Understanding Sun Protection
Sun protection is crucial to keeping your skin safe from the harmful effects of the sun’s rays. There are two types of rays: UVA and UVB rays.
UVA rays can cause premature aging and skin cancer, while UVB rays primarily cause sunburns. To protect your skin from both UVA and UVB rays, you need a sunscreen that offers broad-spectrum coverage.
Sunscreens are measured by their Sun Protection Factor (SPF), with SPF 30 being the minimum recommended level for adequate protection.
No One Is Immune to Skin Cancer
Years ago, dermatologists told patients some people (darker skin tones and people who never burned) were safe from skin cancer. But then they found out everyone can get skin cancer. Take care of yourself!
What is Coconut Oil?
Coconut oil comes from mature coconuts and has been used for many years in traditional medicine and beauty routines.

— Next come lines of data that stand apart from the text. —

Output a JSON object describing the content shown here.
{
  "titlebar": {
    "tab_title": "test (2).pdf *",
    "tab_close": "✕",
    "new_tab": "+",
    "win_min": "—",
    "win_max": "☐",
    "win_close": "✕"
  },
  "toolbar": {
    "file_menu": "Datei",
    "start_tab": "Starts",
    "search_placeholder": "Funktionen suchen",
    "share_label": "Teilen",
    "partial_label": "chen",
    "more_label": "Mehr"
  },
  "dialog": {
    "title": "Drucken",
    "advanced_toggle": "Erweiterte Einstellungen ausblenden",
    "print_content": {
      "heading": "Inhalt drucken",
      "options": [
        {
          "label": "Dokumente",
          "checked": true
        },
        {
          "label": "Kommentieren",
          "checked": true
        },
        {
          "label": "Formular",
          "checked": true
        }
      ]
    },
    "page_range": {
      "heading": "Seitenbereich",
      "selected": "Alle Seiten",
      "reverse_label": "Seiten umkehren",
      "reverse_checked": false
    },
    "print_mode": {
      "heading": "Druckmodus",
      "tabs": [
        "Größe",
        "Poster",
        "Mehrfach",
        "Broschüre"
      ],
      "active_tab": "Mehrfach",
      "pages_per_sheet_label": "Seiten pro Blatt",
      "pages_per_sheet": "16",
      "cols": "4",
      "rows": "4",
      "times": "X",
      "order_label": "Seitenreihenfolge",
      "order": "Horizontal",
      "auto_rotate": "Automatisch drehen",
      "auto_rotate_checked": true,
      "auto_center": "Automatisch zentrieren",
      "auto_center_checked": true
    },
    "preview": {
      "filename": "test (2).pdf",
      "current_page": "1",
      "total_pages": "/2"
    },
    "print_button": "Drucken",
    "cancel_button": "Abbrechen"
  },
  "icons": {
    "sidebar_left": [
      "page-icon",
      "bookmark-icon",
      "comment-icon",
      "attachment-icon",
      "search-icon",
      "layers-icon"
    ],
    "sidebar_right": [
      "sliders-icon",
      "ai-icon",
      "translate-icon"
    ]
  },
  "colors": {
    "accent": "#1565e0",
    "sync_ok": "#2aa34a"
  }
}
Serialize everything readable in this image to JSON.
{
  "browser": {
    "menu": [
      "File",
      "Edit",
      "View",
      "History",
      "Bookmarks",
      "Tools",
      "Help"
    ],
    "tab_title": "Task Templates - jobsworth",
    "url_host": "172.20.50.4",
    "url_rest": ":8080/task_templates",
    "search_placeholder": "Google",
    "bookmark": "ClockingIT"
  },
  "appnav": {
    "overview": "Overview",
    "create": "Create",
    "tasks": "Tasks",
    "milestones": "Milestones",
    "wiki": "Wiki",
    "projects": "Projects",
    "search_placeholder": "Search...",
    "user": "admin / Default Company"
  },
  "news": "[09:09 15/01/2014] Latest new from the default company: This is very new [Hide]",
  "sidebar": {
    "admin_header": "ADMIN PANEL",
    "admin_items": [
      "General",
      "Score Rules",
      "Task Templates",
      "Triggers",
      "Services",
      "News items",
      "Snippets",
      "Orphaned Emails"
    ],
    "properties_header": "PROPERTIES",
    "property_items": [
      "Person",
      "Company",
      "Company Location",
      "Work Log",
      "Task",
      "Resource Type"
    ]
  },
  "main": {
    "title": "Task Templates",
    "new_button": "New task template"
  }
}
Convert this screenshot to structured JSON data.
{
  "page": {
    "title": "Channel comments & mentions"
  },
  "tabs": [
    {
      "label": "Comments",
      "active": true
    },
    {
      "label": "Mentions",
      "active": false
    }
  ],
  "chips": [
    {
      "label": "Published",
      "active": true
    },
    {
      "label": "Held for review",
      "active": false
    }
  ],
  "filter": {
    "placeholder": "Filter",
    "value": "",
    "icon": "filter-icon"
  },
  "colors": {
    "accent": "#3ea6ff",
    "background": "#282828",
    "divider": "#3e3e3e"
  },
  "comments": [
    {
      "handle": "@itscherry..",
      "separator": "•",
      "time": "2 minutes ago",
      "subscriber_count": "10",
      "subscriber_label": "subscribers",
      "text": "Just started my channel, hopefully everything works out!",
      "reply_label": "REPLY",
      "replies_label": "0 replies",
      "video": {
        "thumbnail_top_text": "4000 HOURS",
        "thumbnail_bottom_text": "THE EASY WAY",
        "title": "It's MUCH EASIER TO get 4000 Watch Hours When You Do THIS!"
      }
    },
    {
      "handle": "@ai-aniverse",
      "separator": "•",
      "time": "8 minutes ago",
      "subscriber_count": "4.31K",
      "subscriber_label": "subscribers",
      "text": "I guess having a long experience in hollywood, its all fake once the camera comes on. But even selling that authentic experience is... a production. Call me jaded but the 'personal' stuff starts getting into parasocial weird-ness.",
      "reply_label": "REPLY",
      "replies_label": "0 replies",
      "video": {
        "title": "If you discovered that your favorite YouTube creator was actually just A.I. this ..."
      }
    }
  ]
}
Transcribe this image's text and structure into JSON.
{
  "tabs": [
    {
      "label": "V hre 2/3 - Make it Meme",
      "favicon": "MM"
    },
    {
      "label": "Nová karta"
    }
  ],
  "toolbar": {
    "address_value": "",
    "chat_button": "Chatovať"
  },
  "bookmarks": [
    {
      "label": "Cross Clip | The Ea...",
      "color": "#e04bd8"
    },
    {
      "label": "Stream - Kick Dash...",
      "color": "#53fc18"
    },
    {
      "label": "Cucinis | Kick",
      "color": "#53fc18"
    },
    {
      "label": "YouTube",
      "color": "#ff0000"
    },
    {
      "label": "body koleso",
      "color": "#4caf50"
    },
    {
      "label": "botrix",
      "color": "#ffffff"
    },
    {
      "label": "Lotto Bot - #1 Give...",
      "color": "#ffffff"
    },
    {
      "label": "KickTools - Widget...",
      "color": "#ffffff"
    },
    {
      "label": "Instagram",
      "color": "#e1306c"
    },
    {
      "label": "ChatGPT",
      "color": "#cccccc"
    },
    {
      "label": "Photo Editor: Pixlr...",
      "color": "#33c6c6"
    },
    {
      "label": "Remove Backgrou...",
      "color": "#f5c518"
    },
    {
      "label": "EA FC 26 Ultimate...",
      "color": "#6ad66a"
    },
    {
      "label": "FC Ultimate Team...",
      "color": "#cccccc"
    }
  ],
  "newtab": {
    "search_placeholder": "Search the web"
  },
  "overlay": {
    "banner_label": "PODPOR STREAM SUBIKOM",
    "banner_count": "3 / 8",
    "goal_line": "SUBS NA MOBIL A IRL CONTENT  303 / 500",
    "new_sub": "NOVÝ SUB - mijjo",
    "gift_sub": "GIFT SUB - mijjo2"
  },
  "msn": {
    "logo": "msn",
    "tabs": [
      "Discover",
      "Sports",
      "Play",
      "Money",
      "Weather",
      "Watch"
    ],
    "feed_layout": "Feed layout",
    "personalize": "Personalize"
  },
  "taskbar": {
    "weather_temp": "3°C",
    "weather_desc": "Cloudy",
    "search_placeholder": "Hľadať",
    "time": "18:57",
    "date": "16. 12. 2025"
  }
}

It contains a lot of saturated fats, which make it solid at room temperature.
Coconut oil is popular for skincare because it helps moisturize the skin. It contains medium-chain fatty acids and vitamin E, which nourish the skin and improve its protective barrier.
Debunking the Myth of Coconut Oil as Sunscreen
Some people believe that coconut oil can be used as a sunscreen because it does have a small ability to block UV rays. Studies suggest that coconut oil has an SPF of around 4-7, which is much lower than the recommended SPF 30.
While coconut oil can provide some sun protection, it’s important to understand that it’s not enough to rely solely on coconut oil for prolonged sun exposure, especially during peak hours or in areas with intense UV radiation.
Factors That Affect Sun Protection
Several factors influence how well any sunscreen works, including:
Skin Type and Sensitivity
People with fair skin are more prone to sunburns and need higher SPF levels for adequate protection. If you have conditions like eczema or psoriasis, your skin may be more sensitive to the sun.
Applying and Reapplying Sunscreen
It’s important to apply sunscreen correctly for it to work effectively. Apply it generously at least 15-30 minutes before going out in the sun, and reapply every two hours or after swimming or sweating a lot.
The UV index measures the intensity of UV radiation at a specific time and place. Higher UV indexes mean stronger rays, so extra precautions should be taken regardless of the sunscreen used.
Time and Duration of Sun Exposure
The time of day and how long you spend in the sun play a big role in sun protection. The sun is most intense between 10 am and 4 pm, so extra care is needed during those hours.
Alternatives to Coconut Oil for Sun Protection
Considering the limitations of coconut oil as a sunscreen, it’s important to explore other options for adequate sun protection. Here are some alternatives you can consider:
If you want a “natural” sunscreen, it’s not going to come from herbs or fruit. Your best bet is to choose sunscreens that contain ingredients like zinc oxide or titanium dioxide.
These create a physical barrier that reflects and scatters UV rays. They are highly effective and provide broad-spectrum protection.
Humans have used zinc and titanium dioxide for many centuries, and they’re very safe.
Chemical sunscreens work by absorbing UV rays and converting them into heat. They often contain ingredients like avobenzone, octinoxate, or oxybenzone.
However, some chemical sunscreens have raised concerns about their potential effects on the environment and health.
Protective Clothing and Accessories
In addition to sunscreen, wearing protective clothing and accessories can greatly enhance sun protection. Wide-brimmed hats, sunglasses with UV protection, and clothing with UPF (Ultraviolet Protection Factor) can help shield your skin from harmful rays.
The Bottom Line
While coconut oil does have some natural sun-filtering properties, it’s not enough to rely on it as a standalone sunscreen. For serious sun protection, it’s best to use a broad-spectrum sunscreen with at least SPF 30, along with other protective measures like seeking shade, wearing protective clothing, and avoiding the sun during peak hours.
Remember, protecting your skin from the sun is vital for its health and preventing long-term damage. By understanding how sun protection works and making informed choices, you can enjoy the outdoors while keeping your skin safe.